Monday, December 17, 2012

Do You Hear What I Hear?

We need to find God, and he cannot be found in noise and restlessness. God is the friend of silence. See how nature - trees, flowers, grass- grows in silence; see the stars, the moon and the sun, how they move in silence... We need silence to be able to touch souls. 
Mother Teresa 

I have been accused of being an "over sharer." And truth be told, I plead guilty. My constant Facebook status updates, my weekly (very personal) blog, and my incessant word vomit during every day conversations confirms this accusation. At first I was offended by this label, but the more I thought about the more I accepted and embraced it. 

You see, in my mind, the only way I can be a true advocate for myself, my disease(s) and those who suffer on a daily basis like I do, is to be an "over sharer." The way I see it, since the media isn't shoving it in people's faces like they do everything else, then I have to. My pain, my reality, my normal aren't going to go away just because you stop listening.  

However, I also recently discovered the power of silence. Sometimes in our lives we need to share less and listen more. This doesn't mean that I will stop blogging, or writing my memoir or even posting updates. It simply means that I am more aware of how much I share and how often. I am slowly learning that a good listener can be just as influential as a good speaker. 

There are two areas in my life where I have decided to speak less and embrace the silence: My personal life and my prayer life. 

My Personal Life: 

The realization that perhaps I need to shut-up more often came to me while having dinner with a few friends. I knew one of the girls I was dining with and she brought her sister to meet me. Her sister also has Lupus. We all wanted to get together to chat and share our experiences in order to feel connected, validated and like we weren't alone in this hellish battle. However, by the end of the night, I realized that while they both now knew my whole life story, I knew almost nothing of theirs. I had chatted almost the whole night and had rarely paused to ask any questions. I thought to myself: "Did I share too much?" "Do they even care how many pills I take?" "Why did I even mention the miscarriage?" "Why was she so quiet when I asked about her symptoms?" "Am I the crazy one for talking so freely about my illness?" 

This is not the first time this has happened to me. I have met with other young women who are diagnosed with one auto-immune disease or another and I always share more than they do. In my head I have rationalized this by believing that not everyone is as comfortable with their illness as I am. Not everyone is ready to air out their dirty laundry like I am. And that if I just keep talking about all the terrible times I've been through they'll think I'm strong. They'll think I'm a survivor. 

But the truth is, if I'd just taken even 30 seconds to close my mouth and listen I might have learned something. I might have truly made a connection with these ladies instead of simply trying to gain their approval. 

As important as it is to me to share my story with others, I need to not forget that their stories are just as important.
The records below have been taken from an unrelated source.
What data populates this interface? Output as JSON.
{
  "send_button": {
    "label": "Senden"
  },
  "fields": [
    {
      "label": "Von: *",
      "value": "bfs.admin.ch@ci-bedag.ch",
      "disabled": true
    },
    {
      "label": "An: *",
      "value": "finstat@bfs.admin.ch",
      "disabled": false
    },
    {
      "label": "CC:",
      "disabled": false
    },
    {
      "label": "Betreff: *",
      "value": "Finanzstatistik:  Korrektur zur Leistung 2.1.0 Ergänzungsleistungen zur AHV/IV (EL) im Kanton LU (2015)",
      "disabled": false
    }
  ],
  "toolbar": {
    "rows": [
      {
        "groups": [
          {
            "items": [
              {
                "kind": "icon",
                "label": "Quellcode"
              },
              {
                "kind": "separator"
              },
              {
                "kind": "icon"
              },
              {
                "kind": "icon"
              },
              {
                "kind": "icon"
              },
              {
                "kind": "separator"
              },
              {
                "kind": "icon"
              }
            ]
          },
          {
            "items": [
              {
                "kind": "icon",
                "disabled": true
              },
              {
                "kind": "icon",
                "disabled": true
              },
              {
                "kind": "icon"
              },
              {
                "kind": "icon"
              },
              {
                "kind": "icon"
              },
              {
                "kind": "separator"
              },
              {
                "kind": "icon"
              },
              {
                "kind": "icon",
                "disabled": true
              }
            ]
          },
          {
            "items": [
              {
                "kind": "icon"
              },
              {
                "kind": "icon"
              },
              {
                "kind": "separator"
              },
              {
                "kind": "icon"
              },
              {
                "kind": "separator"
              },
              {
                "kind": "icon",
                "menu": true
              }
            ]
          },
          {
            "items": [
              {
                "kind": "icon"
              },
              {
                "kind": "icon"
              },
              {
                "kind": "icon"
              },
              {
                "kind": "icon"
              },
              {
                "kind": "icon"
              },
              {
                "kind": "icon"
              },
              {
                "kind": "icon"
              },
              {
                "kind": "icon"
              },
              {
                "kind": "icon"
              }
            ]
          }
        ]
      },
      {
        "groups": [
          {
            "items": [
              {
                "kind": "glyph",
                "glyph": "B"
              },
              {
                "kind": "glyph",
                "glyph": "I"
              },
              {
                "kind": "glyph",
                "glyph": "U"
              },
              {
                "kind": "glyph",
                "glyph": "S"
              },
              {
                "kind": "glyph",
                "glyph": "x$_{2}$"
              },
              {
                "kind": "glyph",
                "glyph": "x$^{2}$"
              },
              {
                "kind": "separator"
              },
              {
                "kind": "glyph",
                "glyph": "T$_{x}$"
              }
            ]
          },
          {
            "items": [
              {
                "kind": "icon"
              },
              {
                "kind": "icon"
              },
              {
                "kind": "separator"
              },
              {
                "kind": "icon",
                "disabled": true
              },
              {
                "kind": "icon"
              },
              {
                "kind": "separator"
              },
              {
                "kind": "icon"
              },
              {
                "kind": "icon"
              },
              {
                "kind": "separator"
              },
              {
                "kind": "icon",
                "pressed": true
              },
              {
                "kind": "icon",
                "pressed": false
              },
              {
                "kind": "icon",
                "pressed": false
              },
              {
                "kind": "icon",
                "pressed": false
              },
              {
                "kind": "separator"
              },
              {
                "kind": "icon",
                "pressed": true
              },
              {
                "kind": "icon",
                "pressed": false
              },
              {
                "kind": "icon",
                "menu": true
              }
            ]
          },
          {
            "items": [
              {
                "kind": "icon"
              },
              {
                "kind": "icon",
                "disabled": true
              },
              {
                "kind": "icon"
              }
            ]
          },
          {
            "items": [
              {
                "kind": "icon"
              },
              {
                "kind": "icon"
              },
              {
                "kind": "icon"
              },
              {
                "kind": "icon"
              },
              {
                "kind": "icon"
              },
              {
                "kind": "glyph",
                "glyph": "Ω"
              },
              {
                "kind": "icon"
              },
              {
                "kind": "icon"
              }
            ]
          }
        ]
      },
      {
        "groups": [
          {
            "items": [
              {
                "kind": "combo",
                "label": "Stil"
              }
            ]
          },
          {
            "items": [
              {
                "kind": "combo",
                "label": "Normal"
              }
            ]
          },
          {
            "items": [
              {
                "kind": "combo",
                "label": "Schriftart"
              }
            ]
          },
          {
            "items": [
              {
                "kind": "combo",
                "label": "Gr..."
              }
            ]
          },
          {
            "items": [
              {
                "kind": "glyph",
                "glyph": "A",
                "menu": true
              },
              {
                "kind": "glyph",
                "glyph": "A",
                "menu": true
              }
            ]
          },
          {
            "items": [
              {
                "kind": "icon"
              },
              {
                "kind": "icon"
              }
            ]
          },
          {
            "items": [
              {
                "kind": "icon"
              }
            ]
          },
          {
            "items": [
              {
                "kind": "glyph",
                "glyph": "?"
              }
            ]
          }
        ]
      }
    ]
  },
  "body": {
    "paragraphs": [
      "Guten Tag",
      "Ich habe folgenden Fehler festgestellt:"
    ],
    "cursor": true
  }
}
Just as meaningful and inspiring. I've realized that I will probably impact more lives if I spend more time listening to their stories rather than sharing my own.

My Prayer Life: 

In my meditation practice and in my prayers I have also found that I am doing way too much "blah blah blah." In my head, all my words, thoughts, prayers etc are so loud and redundant. I ask God for things, I talk myself through my meditation practice and repeat my mantra over and over and yet I still feel a lack of peace in my life. I still feel like I'm missing a true connection with God. 

To remedy this situation, I came to the conclusion that I need to do less talking to God and more listening. Both in prayer and in meditation. Perhaps He's been trying to tell me things and I've just been too busy chatting away to hear Him. I need to embrace and accept the silence within me in order to hear God's and the Universe's words. I need to stop asking for health and wealth. I need to stop divulging all my fears and concerns. God knows all of these things already. He knows the desires of my heart. So, instead of talk talk talk talking my way to peace and prosperity, I will simply be thankful for what I do have, and wait silently for the rest. 


Sometimes I share too much because I don't want people to forget what I'm going through. Sometimes I share too much because I'm nervous or anxious and I want to hear comforting words. Sometimes I share too much because I fear that being silent would mean I have given up. 

But I've learned that with silence comes strength. The strength to listen without judgement or prejudice. The strength to carefully distinguish between what needs to be spoken and what can be left unsaid. The strength to let go and be still. 

1 comment:

  1. Good can truly learn much from other chronic pain sufferers. The best way to listen to God is to read His truly comforts me b/c I know my pain is only temporary.